These rides will take a full day and return you to the starting point. Pack your lunch or plan to stop in a town along the way.
Marysvale to Marysvale – Pipeline Trail
This loop travels east toward Durkee Springs by way of trail #02 east out of Marysvale and #25 south through the Utah State Division of Wildlife’s Elbow Ranch. With any luck, we might see Deer and Elk along the trail. Continuing south, travel the Pipeline trail then north on the #01 and over Langdon Mountain. The ride continues to the intersection of #02 and then down Dry Creek switchbacks to the valley floor and back to Marysvale on trail #02. Words underestimate this spectacular ride as it traverses the valley floor, the foothills and then over the summits. This loop is for “Intermediate” riders. (50 miles)
Marysvale to Marysvale – Kimberly Ghost Town
Travel east from Marysvale on trail #02 across the bridge and continue north. Look for trail #24 forking to the left after about 3 miles. Follow this trail for a couple of miles and watch for trail #21 on the left. Follow this to the river and then follow the old railroad grade north to Hoover’s Café. Cross the highway staying on trail #74 and go up Deer Creek to trail #01. Turn right (north) and travel 1 mile to the Silver King Mine. Continue a few miles further to the Kimberly Ghost Town site. Backtrack to the intersection of trail #01 and trail #74. Ride south about 1 ½ miles to trail #02. Turn left and go down Beaver Creek about 10 miles to Marysvale. The loop is rated “Intermediate.” (45 miles)
Marysvale to Koosharem to Marysvale – Spare Rib Special
If you like to eat barbeque ribs, then consider putting this one on your agenda. This loop starts out on the #77 trail, south to #02 then following the #02 up Dry Creek to the main #01 trail. Follow #01 past Manning Meadow Reservoir to #78 and then to #44 and north to #68. Travel #68 a short distance and then take Forest Service road 076 down till it merges with #01 and on to Koosharem. Fill your gas tank at the Grass Valley Store, then drop by the Koosharem Café for great spare ribs … hey, if you don’t like ribs, they’ll serve you an old fashioned hamburger with all the trimmings. The prices are reasonable and you won’t be disappointed. You can bring your own lunch also and picnic in the park. Take a different rout home mostly on #01 and #02. It’s more than 80 miles, but suitable for most “Beginners.” All you need is a few bucks in your wallet.

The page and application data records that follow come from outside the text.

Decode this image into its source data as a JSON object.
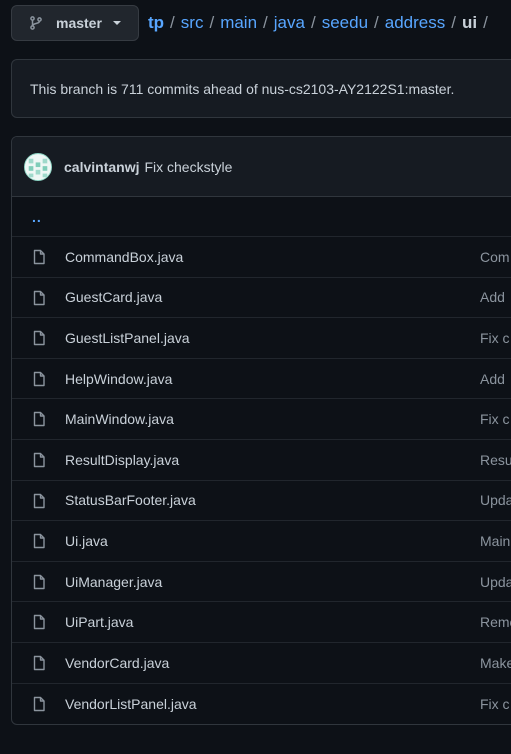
{
  "branch": {
    "name": "master"
  },
  "breadcrumb": {
    "root": "tp",
    "parts": [
      "src",
      "main",
      "java",
      "seedu",
      "address"
    ],
    "current": "ui",
    "separator": "/"
  },
  "ahead_notice": "This branch is 711 commits ahead of nus-cs2103-AY2122S1:master.",
  "latest_commit": {
    "author": "calvintanwj",
    "message": "Fix checkstyle"
  },
  "parent_link": "..",
  "files": [
    {
      "name": "CommandBox.java",
      "message": "Com"
    },
    {
      "name": "GuestCard.java",
      "message": "Add"
    },
    {
      "name": "GuestListPanel.java",
      "message": "Fix c"
    },
    {
      "name": "HelpWindow.java",
      "message": "Add"
    },
    {
      "name": "MainWindow.java",
      "message": "Fix c"
    },
    {
      "name": "ResultDisplay.java",
      "message": "Resu"
    },
    {
      "name": "StatusBarFooter.java",
      "message": "Upda"
    },
    {
      "name": "Ui.java",
      "message": "Main"
    },
    {
      "name": "UiManager.java",
      "message": "Upda"
    },
    {
      "name": "UiPart.java",
      "message": "Remo"
    },
    {
      "name": "VendorCard.java",
      "message": "Make"
    },
    {
      "name": "VendorListPanel.java",
      "message": "Fix c"
    }
  ],
  "colors": {
    "background": "#0d1117",
    "link": "#58a6ff",
    "text": "#c9d1d9",
    "muted": "#8b949e",
    "border": "#30363d"
  }
}
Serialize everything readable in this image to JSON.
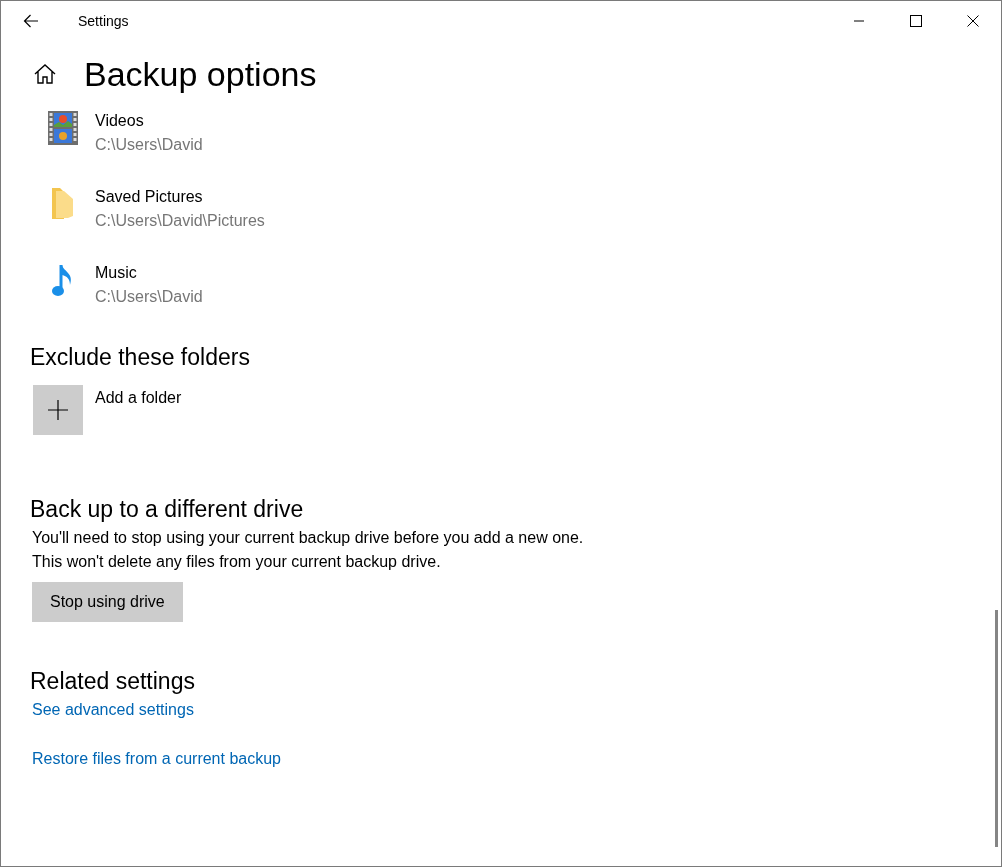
{
  "window": {
    "title": "Settings"
  },
  "page_title": "Backup options",
  "folders": [
    {
      "kind": "videos",
      "name": "Videos",
      "path": "C:\\Users\\David"
    },
    {
      "kind": "folder",
      "name": "Saved Pictures",
      "path": "C:\\Users\\David\\Pictures"
    },
    {
      "kind": "music",
      "name": "Music",
      "path": "C:\\Users\\David"
    }
  ],
  "exclude": {
    "heading": "Exclude these folders",
    "add_label": "Add a folder"
  },
  "different_drive": {
    "heading": "Back up to a different drive",
    "description": "You'll need to stop using your current backup drive before you add a new one. This won't delete any files from your current backup drive.",
    "button": "Stop using drive"
  },
  "related": {
    "heading": "Related settings",
    "links": [
      "See advanced settings",
      "Restore files from a current backup"
    ]
  }
}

Marysvale to Marysvale – East Loop
Follow trail #02 east and south to trail #25. Follow trail #25 to trail #01 and follow trail #01 north to trail #02. Then follow trail #02 back into Marysvale. Plenty of side trail opportunities are available to extend this loop. Trail #54 and trail #53 may be included continuing north on trail #01 to Manning Reservoir where wildlife is often spotted. (45.8 miles)
Marysvale to Marysvale – Cottonwood Loop Mining History

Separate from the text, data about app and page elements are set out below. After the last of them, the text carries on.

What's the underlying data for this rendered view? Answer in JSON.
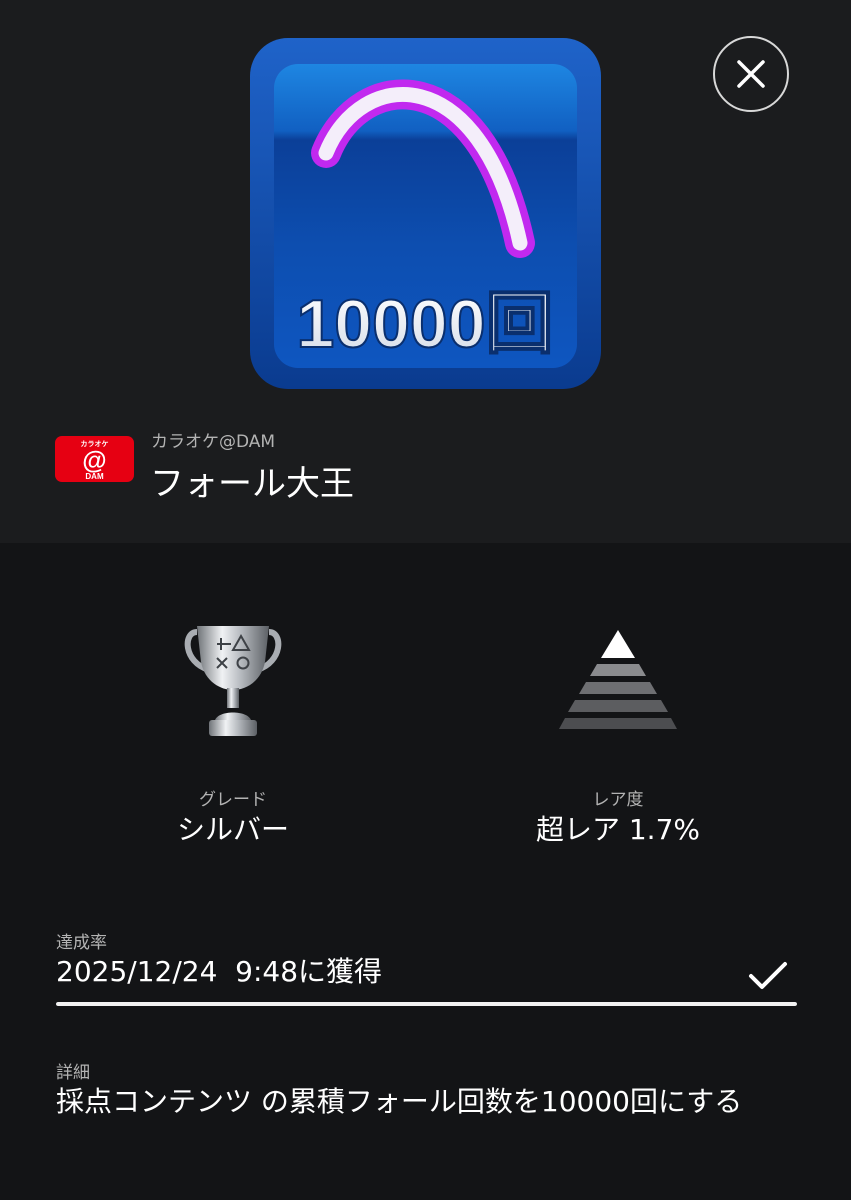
{
  "trophy": {
    "image_text": "10000回",
    "image_icon": "fall-arc-icon",
    "name": "フォール大王"
  },
  "game": {
    "icon_text_top": "カラオケ",
    "icon_text_mid": "@",
    "icon_text_bottom": "DAM",
    "name": "カラオケ@DAM",
    "brand_color": "#e60012"
  },
  "close": {
    "icon": "close-icon"
  },
  "grade": {
    "label": "グレード",
    "value": "シルバー",
    "icon": "silver-trophy-icon"
  },
  "rarity": {
    "label": "レア度",
    "value": "超レア 1.7%",
    "icon": "rarity-pyramid-icon"
  },
  "progress": {
    "label": "達成率",
    "value": "2025/12/24  9:48に獲得",
    "percent": 100,
    "completed_icon": "checkmark-icon"
  },
  "detail": {
    "label": "詳細",
    "value": "採点コンテンツ の累積フォール回数を10000回にする"
  }
}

Go west up Bullion Ave to Revenue Gulch (#77) and on to Miner’s Park. Tour Miner’s park for a first hand look at the history of mining at the restored mining district. Walking tours and restrooms. From there go up the north slop of Cottonwood Canyon. Spectacular views from 10,000 feet. Continue over Cottonwood and down Cottonwood Canyon. You will see many old mining camps and operations. After a beautiful drive down Cottonwood Canyon we will come out at Hwy 89. Cross the Hwy and back to Marysvale on trail #77. This is an “Intermediate” loop. (35 miles)
Circleville to Beaver to Circleville – West Loop

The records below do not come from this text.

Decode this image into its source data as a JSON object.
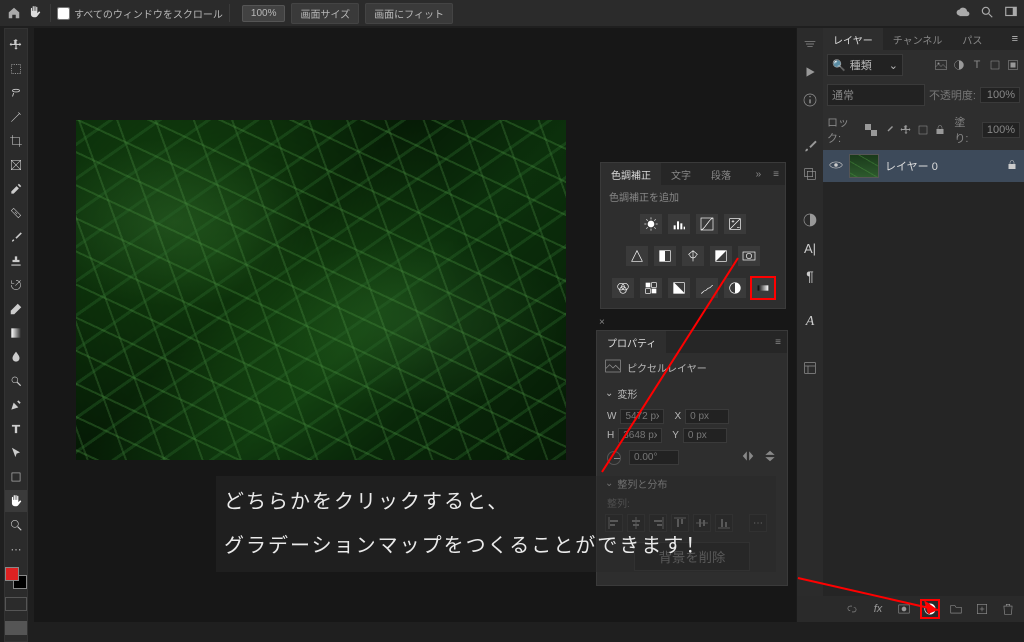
{
  "topbar": {
    "scroll_all_label": "すべてのウィンドウをスクロール",
    "zoom": "100%",
    "btn_actual": "画面サイズ",
    "btn_fit": "画面にフィット"
  },
  "adjustments_panel": {
    "tab_adjust": "色調補正",
    "tab_char": "文字",
    "tab_para": "段落",
    "subtitle": "色調補正を追加",
    "icons": [
      "brightness",
      "levels",
      "curves",
      "exposure",
      "vibrance",
      "huesat",
      "colorbalance",
      "bw",
      "photo-filter",
      "channel-mixer",
      "color-lookup",
      "invert",
      "posterize",
      "threshold",
      "gradient-map",
      "selective-color"
    ]
  },
  "properties_panel": {
    "title": "プロパティ",
    "layer_type": "ピクセルレイヤー",
    "section_transform": "変形",
    "W_label": "W",
    "W_val": "5472 px",
    "X_label": "X",
    "X_val": "0 px",
    "H_label": "H",
    "H_val": "3648 px",
    "Y_label": "Y",
    "Y_val": "0 px",
    "angle_val": "0.00°",
    "section_align": "整列と分布",
    "align_label": "整列:",
    "delete_bg": "背景を削除"
  },
  "layers_panel": {
    "tab_layers": "レイヤー",
    "tab_channels": "チャンネル",
    "tab_paths": "パス",
    "search_kind": "種類",
    "blend_mode": "通常",
    "opacity_label": "不透明度:",
    "opacity_val": "100%",
    "lock_label": "ロック:",
    "fill_label": "塗り:",
    "fill_val": "100%",
    "layer0": "レイヤー 0"
  },
  "caption": {
    "line1": "どちらかをクリックすると、",
    "line2": "グラデーションマップをつくることができます！"
  }
}
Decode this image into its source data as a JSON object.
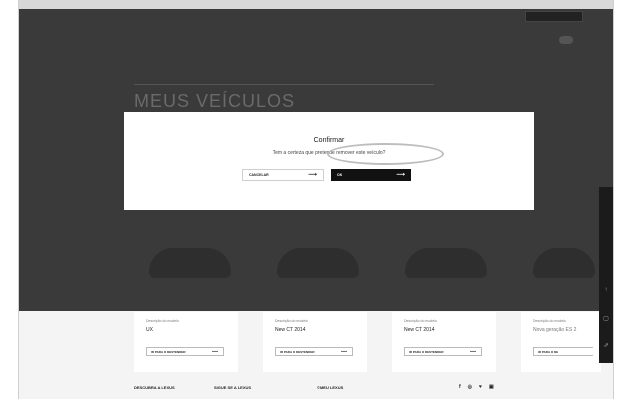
{
  "header": {
    "logo": "",
    "nav_links": [
      "",
      "",
      ""
    ],
    "menu_items": [
      "",
      "",
      "",
      "",
      "",
      ""
    ]
  },
  "breadcrumb": "",
  "page_title": "MEUS VEÍCULOS",
  "vehicles": [
    {
      "label": "",
      "name": "",
      "desc_label": "Descrição do modelo",
      "desc_value": "UX",
      "button": "IR PARA O DESTENDER",
      "button_arrow": "—"
    },
    {
      "label": "",
      "name": "",
      "desc_label": "Descrição do modelo",
      "desc_value": "New CT 2014",
      "button": "IR PARA O DESTENDER",
      "button_arrow": "—"
    },
    {
      "label": "",
      "name": "",
      "desc_label": "Descrição do modelo",
      "desc_value": "New CT 2014",
      "button": "IR PARA O DESTENDER",
      "button_arrow": "—"
    },
    {
      "label": "",
      "name": "",
      "desc_label": "Descrição do modelo",
      "desc_value": "Nova geração ES 2",
      "button": "IR PARA O DE",
      "button_arrow": ""
    }
  ],
  "modal": {
    "title": "Confirmar",
    "text": "Tem a certeza que pretende remover este veículo?",
    "cancel_label": "CANCELAR",
    "ok_label": "OK",
    "arrow": "⟶"
  },
  "footer": {
    "discover": "DESCUBRA A LEXUS",
    "follow": "SIGUE SE A LEXUS",
    "mylexus": "©MEU LEXUS",
    "social_icons": [
      "f",
      "◎",
      "♥",
      "▣"
    ]
  },
  "side_rail": {
    "icon1": "↑",
    "icon2": "▢",
    "icon3": "⇗"
  }
}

From Circleville follow trail #01 west to trail #88. Follow trail #88 to trail #67 and trail #67 to trail #68 into Beaver. From Beaver follow trail #05 east to trail #01 and follow trail #01 back to Circleville. Rated “Intermediate.”
Marysvale to Circleville to Marysvale – 50 Inch or Less Machines Only
This loop starts out on the #77 trail south to the intersection of #02, continuing south to #25 and then on to #01. Trail #01 will take us south through Kingston Canyon and across Hwy 62 and on to Circleville. Lunch can be found in Circleville. We will go east from Circleville and up Wades Canyon (watch the switchbacks!) across Hwy153 to Big Johns Flats for a breather. Then across the top past Bullion Pasture to the 12,000 foot pass. From there you can see forever and don’t forget to look for the mountain goats. You will follow #01 to #02 and down Beaver Creek to Marysvale. (85 miles)